By Nicole Bonjean

RIS Staff Attorney 

 

Once an extension of stay is denied, a foreign national must make plans to immediately depart the United States.  The Customs and Border Protection website offers guidance regarding how long a person can remain in the U.S. following the denial of the extension

By Megan S. Turngren

RIS Staff Attorney 

 

Beginning in May 2013, Customs and Border Protection (CBP) stopped issuing paper I-94 cards and instead began requiring that the foreign national access the I-94 information on the CBP website.  For the past six months, both attorneys and foreign nationals have been working diligently to try to understand the new electronic I-94 system.

 

By Miguel A. Naranjo

Director, Religious Immigration Services

 

On Election Day, it can seem like a burden to wake up early and stand in line at your local polling place, but the ability to vote is a prized benefit of citizenship and an important step in the journey to full integration in the United States. The benefits of citizenship are numerous and the CLINIC network has long advocated naturalization for all eligible permanent residents.

November 15, 2012
Nonimmigrant Religious Workers: Requirements, Process and Practice Pointers  
  

2:00 p.m. - 3:30 p.m. Eastern Daylight Time 

The Immigration Advocates Network, Families for Freedom and the National Immigration Project of the National Lawyers Guild invite you to join a free webinar:


 “Planning Effective Know Your Rights Presentations for Communities Facing Immigration Enforcement”


Tuesday, August 23, 2011


2:00-3:30 pm EDT 

Adjustment of Status for U Nonimmigrants
 

Prosecutorial Discretion: What it Is and How and When to Use It


August 16, 2011

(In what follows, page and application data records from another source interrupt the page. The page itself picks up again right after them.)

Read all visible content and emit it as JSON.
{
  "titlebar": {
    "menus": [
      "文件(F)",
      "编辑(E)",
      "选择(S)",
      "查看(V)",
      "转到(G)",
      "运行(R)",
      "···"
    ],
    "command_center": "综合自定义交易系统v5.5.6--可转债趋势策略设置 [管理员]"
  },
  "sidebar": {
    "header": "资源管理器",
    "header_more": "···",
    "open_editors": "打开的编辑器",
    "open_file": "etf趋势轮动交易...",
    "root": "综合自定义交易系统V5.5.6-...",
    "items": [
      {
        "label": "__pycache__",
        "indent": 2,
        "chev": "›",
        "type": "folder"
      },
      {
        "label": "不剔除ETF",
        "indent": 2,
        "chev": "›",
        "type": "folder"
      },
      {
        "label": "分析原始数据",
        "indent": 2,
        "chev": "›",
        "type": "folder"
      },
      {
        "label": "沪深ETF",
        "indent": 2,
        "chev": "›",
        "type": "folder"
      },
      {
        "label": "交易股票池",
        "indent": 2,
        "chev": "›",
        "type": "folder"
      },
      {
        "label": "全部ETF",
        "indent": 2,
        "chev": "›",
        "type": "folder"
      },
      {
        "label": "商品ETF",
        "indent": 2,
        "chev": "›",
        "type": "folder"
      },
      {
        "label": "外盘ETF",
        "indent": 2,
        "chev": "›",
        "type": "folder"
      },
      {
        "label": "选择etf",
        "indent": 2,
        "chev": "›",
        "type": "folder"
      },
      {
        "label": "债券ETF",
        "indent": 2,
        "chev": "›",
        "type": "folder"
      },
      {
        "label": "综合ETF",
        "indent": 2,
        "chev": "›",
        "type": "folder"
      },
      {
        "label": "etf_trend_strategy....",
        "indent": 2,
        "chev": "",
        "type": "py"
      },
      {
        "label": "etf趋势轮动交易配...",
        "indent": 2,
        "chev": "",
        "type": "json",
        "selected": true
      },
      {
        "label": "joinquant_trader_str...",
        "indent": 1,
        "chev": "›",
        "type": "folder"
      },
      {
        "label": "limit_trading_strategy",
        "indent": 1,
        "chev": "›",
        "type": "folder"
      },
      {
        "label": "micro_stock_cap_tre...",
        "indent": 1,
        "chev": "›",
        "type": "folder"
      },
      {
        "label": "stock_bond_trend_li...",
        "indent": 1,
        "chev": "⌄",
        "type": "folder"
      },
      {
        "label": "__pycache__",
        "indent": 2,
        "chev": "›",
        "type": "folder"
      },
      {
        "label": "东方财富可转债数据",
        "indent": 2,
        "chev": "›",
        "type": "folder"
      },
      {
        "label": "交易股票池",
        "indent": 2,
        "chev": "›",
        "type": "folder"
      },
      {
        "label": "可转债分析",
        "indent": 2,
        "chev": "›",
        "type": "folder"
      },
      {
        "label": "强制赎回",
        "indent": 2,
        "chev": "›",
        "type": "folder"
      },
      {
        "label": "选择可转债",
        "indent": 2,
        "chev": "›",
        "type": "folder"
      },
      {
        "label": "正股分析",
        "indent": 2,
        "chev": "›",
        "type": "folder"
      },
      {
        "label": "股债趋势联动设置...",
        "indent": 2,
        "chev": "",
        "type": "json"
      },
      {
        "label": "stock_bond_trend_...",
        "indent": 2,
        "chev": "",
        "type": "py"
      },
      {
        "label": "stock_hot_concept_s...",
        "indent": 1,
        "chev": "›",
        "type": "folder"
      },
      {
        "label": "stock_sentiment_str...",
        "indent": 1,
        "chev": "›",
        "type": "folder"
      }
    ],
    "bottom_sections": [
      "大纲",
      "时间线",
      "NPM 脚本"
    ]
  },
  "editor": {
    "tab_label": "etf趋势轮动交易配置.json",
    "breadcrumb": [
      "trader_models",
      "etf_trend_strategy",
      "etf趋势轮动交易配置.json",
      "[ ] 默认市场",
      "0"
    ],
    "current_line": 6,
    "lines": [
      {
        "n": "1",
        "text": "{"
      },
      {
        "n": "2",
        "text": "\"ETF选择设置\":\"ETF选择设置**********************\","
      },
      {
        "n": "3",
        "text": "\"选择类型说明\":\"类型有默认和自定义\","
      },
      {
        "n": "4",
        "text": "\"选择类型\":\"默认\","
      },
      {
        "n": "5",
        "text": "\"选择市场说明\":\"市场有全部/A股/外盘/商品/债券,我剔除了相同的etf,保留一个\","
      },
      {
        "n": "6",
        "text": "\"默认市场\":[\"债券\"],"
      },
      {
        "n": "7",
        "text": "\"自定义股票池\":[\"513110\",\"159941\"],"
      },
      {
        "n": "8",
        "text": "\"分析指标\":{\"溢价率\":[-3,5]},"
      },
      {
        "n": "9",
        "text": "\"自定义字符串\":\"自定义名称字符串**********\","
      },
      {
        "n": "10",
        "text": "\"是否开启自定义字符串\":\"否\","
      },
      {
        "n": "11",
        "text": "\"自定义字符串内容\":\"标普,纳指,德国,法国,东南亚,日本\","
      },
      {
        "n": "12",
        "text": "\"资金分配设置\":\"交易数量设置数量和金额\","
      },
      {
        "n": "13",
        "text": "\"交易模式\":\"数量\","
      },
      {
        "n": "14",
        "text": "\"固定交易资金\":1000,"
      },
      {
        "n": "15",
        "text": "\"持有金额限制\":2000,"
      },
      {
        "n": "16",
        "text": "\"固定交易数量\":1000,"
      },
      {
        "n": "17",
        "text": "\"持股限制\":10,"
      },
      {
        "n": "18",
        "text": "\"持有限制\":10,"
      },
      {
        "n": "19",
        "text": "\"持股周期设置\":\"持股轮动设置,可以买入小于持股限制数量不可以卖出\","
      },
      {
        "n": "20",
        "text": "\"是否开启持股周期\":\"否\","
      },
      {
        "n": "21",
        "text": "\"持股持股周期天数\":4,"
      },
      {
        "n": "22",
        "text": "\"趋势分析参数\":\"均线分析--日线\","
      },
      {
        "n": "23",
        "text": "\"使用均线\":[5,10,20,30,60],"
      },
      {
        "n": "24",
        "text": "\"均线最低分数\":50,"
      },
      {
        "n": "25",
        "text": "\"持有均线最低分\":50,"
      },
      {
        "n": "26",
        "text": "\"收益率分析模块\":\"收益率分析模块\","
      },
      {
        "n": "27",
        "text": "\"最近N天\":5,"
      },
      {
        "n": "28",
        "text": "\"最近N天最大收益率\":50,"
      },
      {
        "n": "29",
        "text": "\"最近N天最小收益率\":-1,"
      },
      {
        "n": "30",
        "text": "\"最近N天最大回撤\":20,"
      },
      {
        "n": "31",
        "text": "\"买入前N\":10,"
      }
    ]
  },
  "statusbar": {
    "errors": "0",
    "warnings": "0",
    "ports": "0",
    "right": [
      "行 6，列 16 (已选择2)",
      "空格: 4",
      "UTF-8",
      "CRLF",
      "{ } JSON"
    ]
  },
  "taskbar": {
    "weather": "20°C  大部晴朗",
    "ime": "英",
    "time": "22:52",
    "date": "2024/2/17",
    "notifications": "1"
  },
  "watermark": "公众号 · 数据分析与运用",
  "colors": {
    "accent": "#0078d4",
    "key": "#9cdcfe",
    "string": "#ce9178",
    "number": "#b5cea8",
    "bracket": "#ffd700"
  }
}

2:00 p.m. - 3:30 p.m. Eastern Daylight Time
11:00 a.m. - 12:30 p.m. Pacific Daylight Time
Cost: $50; Free for CLINIC affiliates paying annual dues